**Your objective:** The answer must consist of every line in the records below that contains the string "Park".

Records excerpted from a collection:

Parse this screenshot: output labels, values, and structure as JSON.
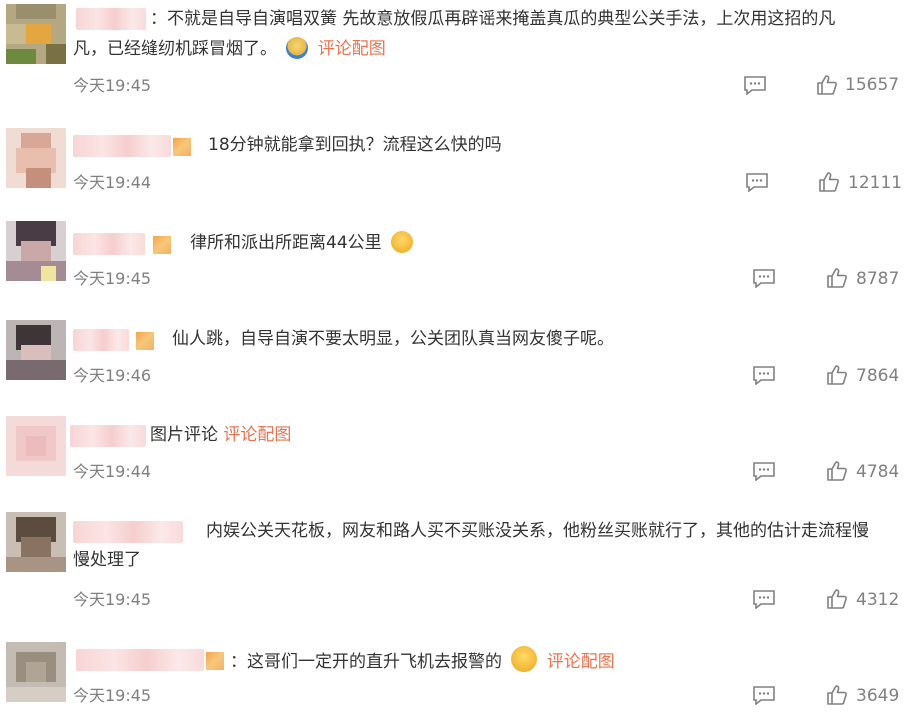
{
  "comments": [
    {
      "line1": "：不就是自导自演唱双簧 先故意放假瓜再辟谣来掩盖真瓜的典型公关手法，上次用这招的凡",
      "line2": "凡，已经缝纫机踩冒烟了。",
      "link": "评论配图",
      "emoji": "bear-emoji",
      "time": "今天19:45",
      "likes": "15657"
    },
    {
      "line1": "18分钟就能拿到回执？流程这么快的吗",
      "time": "今天19:44",
      "likes": "12111"
    },
    {
      "line1": "律所和派出所距离44公里",
      "emoji": "laugh-cry-emoji",
      "time": "今天19:45",
      "likes": "8787"
    },
    {
      "line1": "仙人跳，自导自演不要太明显，公关团队真当网友傻子呢。",
      "time": "今天19:46",
      "likes": "7864"
    },
    {
      "line1": "图片评论",
      "link": "评论配图",
      "time": "今天19:44",
      "likes": "4784"
    },
    {
      "line1": "内娱公关天花板，网友和路人买不买账没关系，他粉丝买账就行了，其他的估计走流程慢",
      "line2": "慢处理了",
      "time": "今天19:45",
      "likes": "4312"
    },
    {
      "line1": "：这哥们一定开的直升飞机去报警的",
      "link": "评论配图",
      "emoji": "shocked-emoji",
      "time": "今天19:45",
      "likes": "3649"
    }
  ],
  "colors": {
    "link": "#eb7350",
    "meta": "#808080",
    "text": "#333333"
  }
}
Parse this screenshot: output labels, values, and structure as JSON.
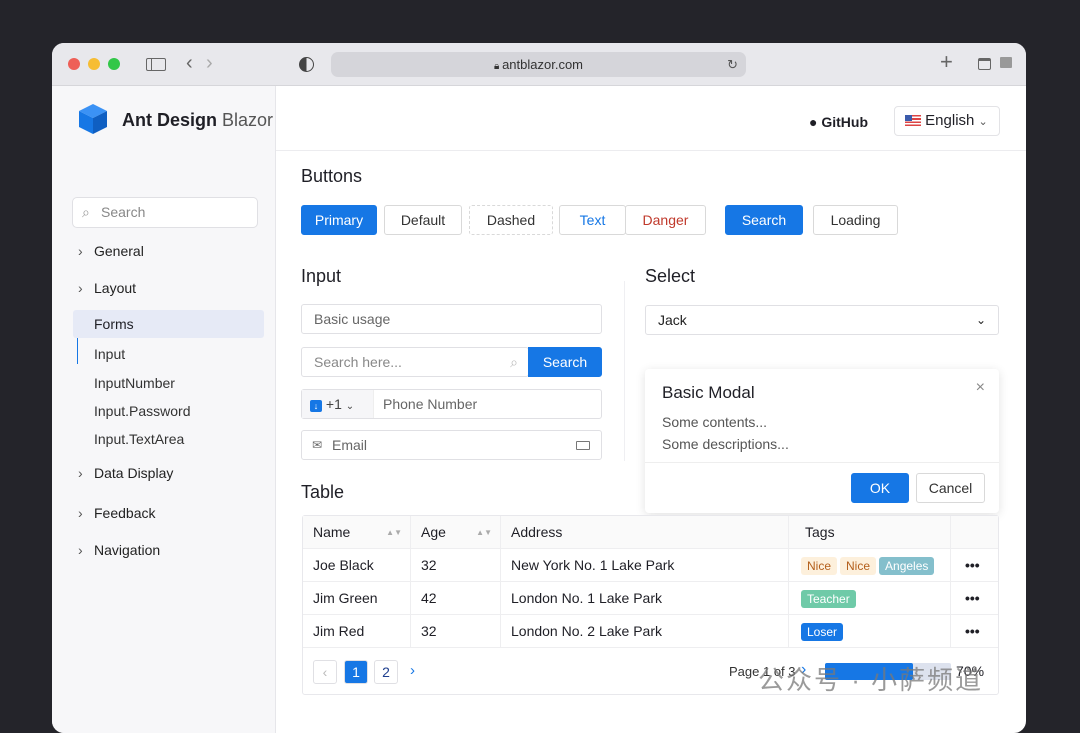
{
  "browser": {
    "url": "antblazor.com"
  },
  "brand": {
    "name_bold": "Ant Design",
    "name_light": "Blazor",
    "color": "#1677e5"
  },
  "header": {
    "github": "GitHub",
    "language": "English"
  },
  "sidebar": {
    "search_placeholder": "Search",
    "items": [
      {
        "label": "General"
      },
      {
        "label": "Layout"
      },
      {
        "label": "Forms"
      },
      {
        "label": "Data Display"
      },
      {
        "label": "Feedback"
      },
      {
        "label": "Navigation"
      }
    ],
    "sub_items": [
      "Input",
      "InputNumber",
      "Input.Password",
      "Input.TextArea"
    ]
  },
  "buttons": {
    "title": "Buttons",
    "items": [
      "Primary",
      "Default",
      "Dashed",
      "Text",
      "Danger",
      "Search",
      "Loading"
    ]
  },
  "input": {
    "title": "Input",
    "basic": "Basic usage",
    "search_placeholder": "Search here...",
    "search_button": "Search",
    "phone_code": "+1",
    "phone_placeholder": "Phone Number",
    "email_placeholder": "Email"
  },
  "select": {
    "title": "Select",
    "value": "Jack"
  },
  "modal": {
    "title": "Basic Modal",
    "line1": "Some contents...",
    "line2": "Some descriptions...",
    "ok": "OK",
    "cancel": "Cancel"
  },
  "table": {
    "title": "Table",
    "columns": [
      "Name",
      "Age",
      "Address",
      "Tags"
    ],
    "rows": [
      {
        "name": "Joe Black",
        "age": "32",
        "address": "New York No. 1 Lake Park",
        "tags": [
          "Nice",
          "Nice",
          "Angeles"
        ]
      },
      {
        "name": "Jim Green",
        "age": "42",
        "address": "London No. 1 Lake Park",
        "tags": [
          "Teacher"
        ]
      },
      {
        "name": "Jim Red",
        "age": "32",
        "address": "London No. 2 Lake Park",
        "tags": [
          "Loser"
        ]
      }
    ],
    "pages": [
      "1",
      "2"
    ],
    "page_info": "Page 1 of 3",
    "progress_percent": 70,
    "progress_label": "70%"
  },
  "watermark": "公众号 · 小萨频道"
}
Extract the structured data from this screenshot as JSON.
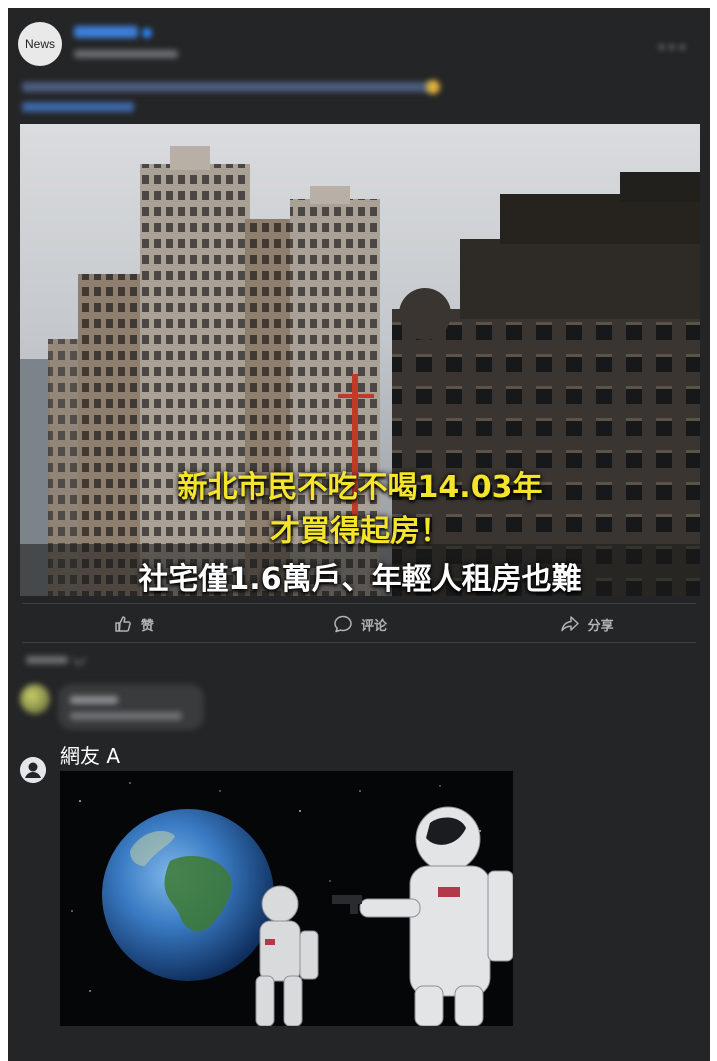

**Result for this task:**
        "address": "New York No. 1 Lake Park",
        "address": "London No. 1 Lake Park",
        "address": "London No. 2 Lake Park",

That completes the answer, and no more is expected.